4Kids Entertainment International’s new managing director Simon Philips is overhauling the way the company does business. ‘You can’t look at the world as a single opportunity,’ he says, and so the company is honing in on the individual needs of each licensing territory and building local strategies to help global brands such as Yu-Gi-Oh! and Pokémon stay buoyant.
As CEO of Licensing Dynamics International in the Middle East, Philips saw first-hand that global or regional licensing/marketing strategies don’t always work in a local market, leading to missed opportunities and program failures. He says you’ve got to provide the local market with relevant opportunities. For example, LDI’s pairing up with Israel’s fast-food market leader Burger Ranch yielded stronger promo programs for that market than going with a leading worldwide chain.
To increase its local presence in European and Asian markets, 4Kids is beefing up staff in the retail, promo and agent management departments in London, as well as extending its network of local agents, establishing stronger partnerships with these agents, and putting 4Kids staff on the ground in these territories.
Under Philips, retailers will have significant input into merchandising and promotional strategies. He’s looking to educate them about the brands but, more importantly, wants to suss out their requirements and get an earlier read on what’s working. Philips is also aiming to bring retailers in on ground-level action and will be awarding more exclusives to individual outlets, licensing retailers in select product categories, and helping them develop destination areas for the licensed goods that will set them further apart from their competition.
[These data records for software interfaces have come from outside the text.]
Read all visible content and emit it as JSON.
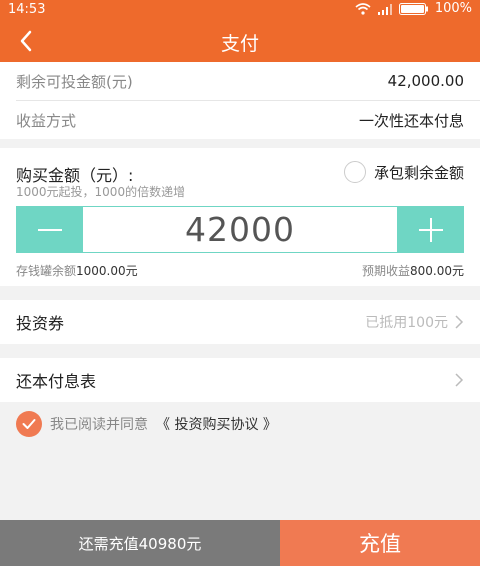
{
  "status_bar": {
    "time": "14:53",
    "battery": "100%"
  },
  "nav": {
    "title": "支付"
  },
  "summary": {
    "remaining_label": "剩余可投金额(元)",
    "remaining_value": "42,000.00",
    "income_label": "收益方式",
    "income_value": "一次性还本付息"
  },
  "purchase": {
    "title": "购买金额（元）:",
    "hint": "1000元起投，1000的倍数递增",
    "contract_label": "承包剩余金额",
    "amount": "42000",
    "piggy_label": "存钱罐余额",
    "piggy_value": "1000.00元",
    "expected_label": "预期收益",
    "expected_value": "800.00元"
  },
  "coupon": {
    "label": "投资券",
    "value": "已抵用100元"
  },
  "repayment": {
    "label": "还本付息表"
  },
  "agreement": {
    "prefix": "我已阅读并同意",
    "link": "《 投资购买协议 》"
  },
  "bottom": {
    "need_recharge": "还需充值40980元",
    "recharge_button": "充值"
  },
  "colors": {
    "brand_orange": "#ee6a2c",
    "teal": "#6fd6c4",
    "button_coral": "#f07a52"
  },
  "icons": [
    "wifi-icon",
    "signal-icon",
    "battery-icon",
    "back-arrow-icon",
    "minus-icon",
    "plus-icon",
    "chevron-right-icon",
    "checkmark-icon"
  ]
}
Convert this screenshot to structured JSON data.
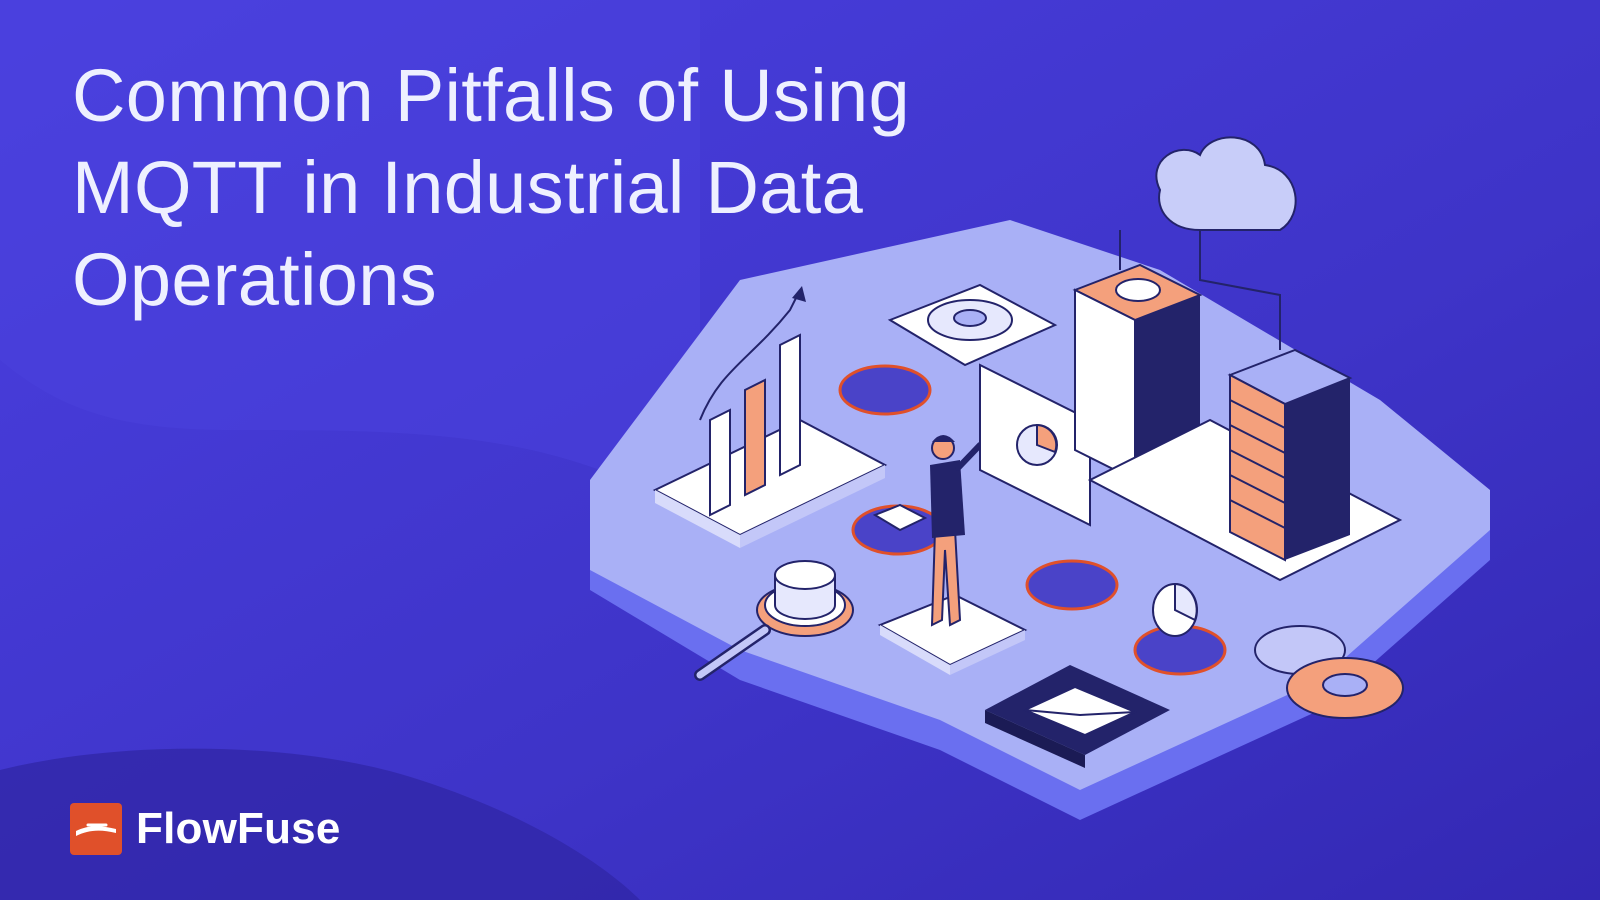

While Philips admits the exclusive approach is not novel to the North American licensing landscape, he says it’s a departure for Europe. To that end, the new efforts will initially focus on major Euro markets including the U.K., France, Germany, Spain and Italy before expanding to other territories as the year goes on.
Philips is convinced the international scene is where the licensing action is, with a number of markets still virtually untapped. ‘India has one billion people, and 9% to 10% of the population is middle-class. That’s 90 million people and growing. We have to be out building initiatives that will work for them locally.’